:: Task item ::
Pull every line with "size" from the entries below.

(Records for this task Opens)

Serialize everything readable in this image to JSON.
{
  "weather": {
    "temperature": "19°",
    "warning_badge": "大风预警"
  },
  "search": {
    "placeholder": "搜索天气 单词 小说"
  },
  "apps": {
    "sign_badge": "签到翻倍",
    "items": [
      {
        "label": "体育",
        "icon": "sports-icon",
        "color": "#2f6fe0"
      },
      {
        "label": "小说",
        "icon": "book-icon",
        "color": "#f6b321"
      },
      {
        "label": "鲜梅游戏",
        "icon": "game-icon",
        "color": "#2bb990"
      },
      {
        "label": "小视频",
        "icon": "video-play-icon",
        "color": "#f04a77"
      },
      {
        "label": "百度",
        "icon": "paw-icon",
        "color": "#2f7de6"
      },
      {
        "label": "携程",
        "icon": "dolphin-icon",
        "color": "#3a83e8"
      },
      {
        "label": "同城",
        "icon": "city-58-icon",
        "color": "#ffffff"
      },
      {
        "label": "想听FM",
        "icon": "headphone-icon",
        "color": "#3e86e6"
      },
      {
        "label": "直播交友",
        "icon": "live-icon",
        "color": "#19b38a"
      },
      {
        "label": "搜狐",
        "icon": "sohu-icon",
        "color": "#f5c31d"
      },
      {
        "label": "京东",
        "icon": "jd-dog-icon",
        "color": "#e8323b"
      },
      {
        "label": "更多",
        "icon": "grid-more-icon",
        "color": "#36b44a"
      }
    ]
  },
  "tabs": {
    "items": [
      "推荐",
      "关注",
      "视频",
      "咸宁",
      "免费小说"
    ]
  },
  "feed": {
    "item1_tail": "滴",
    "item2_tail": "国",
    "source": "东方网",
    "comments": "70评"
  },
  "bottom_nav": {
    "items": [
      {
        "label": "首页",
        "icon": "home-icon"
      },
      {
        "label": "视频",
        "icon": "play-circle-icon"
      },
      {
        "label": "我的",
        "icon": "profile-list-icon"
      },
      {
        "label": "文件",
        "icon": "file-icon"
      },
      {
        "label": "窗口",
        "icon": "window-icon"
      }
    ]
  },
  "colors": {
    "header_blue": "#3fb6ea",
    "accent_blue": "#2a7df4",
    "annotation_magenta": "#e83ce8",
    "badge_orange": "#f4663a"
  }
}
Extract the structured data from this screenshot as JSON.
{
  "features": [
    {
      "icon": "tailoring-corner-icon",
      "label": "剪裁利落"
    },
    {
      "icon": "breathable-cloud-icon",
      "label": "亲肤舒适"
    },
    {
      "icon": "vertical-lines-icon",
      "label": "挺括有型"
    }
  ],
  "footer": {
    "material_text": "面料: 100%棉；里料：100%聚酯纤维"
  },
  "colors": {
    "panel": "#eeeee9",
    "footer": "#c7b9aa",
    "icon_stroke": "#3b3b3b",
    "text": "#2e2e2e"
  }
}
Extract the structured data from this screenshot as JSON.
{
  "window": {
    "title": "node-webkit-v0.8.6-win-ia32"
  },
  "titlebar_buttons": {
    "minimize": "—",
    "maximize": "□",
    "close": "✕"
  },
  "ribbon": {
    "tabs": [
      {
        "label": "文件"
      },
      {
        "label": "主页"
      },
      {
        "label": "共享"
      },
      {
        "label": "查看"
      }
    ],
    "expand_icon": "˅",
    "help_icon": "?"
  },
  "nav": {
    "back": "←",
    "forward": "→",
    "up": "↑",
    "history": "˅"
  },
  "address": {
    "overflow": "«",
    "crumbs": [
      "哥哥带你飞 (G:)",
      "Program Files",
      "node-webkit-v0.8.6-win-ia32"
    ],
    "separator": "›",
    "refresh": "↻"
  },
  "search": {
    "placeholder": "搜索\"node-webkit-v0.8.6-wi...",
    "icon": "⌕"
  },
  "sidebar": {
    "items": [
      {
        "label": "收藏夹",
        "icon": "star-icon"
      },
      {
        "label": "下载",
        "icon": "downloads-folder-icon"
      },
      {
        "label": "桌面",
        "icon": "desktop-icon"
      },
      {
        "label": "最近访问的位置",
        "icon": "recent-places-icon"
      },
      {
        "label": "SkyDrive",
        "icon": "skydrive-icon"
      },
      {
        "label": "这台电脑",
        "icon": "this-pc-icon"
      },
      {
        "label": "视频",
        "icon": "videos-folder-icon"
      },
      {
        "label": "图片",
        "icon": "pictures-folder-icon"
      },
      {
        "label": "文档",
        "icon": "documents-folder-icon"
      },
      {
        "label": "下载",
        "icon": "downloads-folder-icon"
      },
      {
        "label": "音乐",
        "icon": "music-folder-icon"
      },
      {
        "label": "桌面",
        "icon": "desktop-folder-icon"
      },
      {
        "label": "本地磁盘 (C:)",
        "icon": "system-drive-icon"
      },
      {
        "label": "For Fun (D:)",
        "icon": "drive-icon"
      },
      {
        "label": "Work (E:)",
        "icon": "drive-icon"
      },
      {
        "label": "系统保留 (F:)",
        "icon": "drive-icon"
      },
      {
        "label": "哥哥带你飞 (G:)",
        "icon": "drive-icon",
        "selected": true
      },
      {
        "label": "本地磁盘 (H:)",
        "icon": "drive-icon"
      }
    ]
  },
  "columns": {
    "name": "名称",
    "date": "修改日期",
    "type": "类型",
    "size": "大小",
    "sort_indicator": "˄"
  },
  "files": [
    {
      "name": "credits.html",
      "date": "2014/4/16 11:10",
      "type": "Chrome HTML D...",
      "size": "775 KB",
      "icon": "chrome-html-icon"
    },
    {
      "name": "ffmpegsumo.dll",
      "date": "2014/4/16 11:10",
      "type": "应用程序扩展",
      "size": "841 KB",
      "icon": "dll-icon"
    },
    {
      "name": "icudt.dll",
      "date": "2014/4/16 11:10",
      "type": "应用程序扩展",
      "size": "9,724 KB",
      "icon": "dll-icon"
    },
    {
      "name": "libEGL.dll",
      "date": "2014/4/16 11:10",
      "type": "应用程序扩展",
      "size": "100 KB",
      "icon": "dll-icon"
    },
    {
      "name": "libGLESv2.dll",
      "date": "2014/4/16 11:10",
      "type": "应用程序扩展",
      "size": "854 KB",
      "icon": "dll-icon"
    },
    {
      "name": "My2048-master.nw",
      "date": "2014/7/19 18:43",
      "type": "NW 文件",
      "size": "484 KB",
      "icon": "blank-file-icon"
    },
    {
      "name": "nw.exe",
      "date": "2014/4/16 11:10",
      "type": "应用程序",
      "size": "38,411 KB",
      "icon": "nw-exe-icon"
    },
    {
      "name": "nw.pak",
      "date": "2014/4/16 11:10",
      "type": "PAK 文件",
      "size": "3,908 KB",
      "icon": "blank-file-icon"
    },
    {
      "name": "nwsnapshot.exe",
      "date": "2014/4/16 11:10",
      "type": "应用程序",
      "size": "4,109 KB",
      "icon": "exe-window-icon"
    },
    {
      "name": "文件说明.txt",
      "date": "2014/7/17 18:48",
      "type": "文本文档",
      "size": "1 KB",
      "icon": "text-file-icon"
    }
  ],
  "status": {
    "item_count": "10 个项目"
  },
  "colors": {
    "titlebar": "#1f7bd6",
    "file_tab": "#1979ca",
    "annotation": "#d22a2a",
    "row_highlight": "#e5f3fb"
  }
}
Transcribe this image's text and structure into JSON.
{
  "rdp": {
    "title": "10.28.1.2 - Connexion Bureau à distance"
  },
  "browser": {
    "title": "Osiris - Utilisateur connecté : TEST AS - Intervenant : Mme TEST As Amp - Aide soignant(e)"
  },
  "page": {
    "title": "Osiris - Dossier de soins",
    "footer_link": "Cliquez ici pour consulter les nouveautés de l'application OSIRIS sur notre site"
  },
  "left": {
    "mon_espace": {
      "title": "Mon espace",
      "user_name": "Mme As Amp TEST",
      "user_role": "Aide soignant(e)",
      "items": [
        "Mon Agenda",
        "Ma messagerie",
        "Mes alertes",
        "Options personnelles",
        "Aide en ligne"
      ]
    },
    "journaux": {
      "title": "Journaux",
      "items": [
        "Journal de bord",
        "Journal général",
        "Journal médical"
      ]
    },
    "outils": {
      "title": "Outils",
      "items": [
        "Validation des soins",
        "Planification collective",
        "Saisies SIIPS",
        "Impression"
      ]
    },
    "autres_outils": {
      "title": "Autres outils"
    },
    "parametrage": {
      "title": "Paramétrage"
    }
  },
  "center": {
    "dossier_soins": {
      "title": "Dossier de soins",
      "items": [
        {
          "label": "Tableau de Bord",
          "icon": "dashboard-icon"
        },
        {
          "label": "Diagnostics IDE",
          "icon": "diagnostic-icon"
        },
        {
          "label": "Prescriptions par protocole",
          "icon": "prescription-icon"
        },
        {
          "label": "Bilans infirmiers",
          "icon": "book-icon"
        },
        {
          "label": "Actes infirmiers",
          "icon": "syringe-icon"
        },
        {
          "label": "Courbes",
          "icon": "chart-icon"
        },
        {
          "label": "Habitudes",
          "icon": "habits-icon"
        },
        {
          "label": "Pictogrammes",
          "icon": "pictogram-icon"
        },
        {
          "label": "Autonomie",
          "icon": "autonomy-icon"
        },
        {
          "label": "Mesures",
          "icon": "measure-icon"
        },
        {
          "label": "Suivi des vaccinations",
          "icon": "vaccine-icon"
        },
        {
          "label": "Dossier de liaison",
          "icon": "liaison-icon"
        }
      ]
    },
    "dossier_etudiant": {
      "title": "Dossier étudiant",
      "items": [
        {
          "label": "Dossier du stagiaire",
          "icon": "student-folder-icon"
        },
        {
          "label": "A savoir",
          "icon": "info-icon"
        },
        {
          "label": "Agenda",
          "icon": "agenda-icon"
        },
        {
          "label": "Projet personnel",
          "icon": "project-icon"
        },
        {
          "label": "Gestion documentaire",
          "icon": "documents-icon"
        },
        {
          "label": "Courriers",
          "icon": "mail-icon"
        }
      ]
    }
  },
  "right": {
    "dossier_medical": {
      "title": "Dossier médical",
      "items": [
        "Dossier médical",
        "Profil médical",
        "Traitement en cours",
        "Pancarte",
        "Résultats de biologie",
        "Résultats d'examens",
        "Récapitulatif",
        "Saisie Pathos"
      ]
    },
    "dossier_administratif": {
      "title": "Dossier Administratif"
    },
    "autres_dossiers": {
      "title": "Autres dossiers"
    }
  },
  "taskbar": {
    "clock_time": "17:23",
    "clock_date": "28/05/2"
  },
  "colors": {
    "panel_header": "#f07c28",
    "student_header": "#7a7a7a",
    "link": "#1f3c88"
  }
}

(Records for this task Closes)

:: Solution for this exercise ::
    "size": "大小",
      "size": "775 KB",
      "size": "841 KB",
      "size": "9,724 KB",
      "size": "100 KB",
      "size": "854 KB",
      "size": "484 KB",
      "size": "38,411 KB",
      "size": "3,908 KB",
      "size": "4,109 KB",
      "size": "1 KB",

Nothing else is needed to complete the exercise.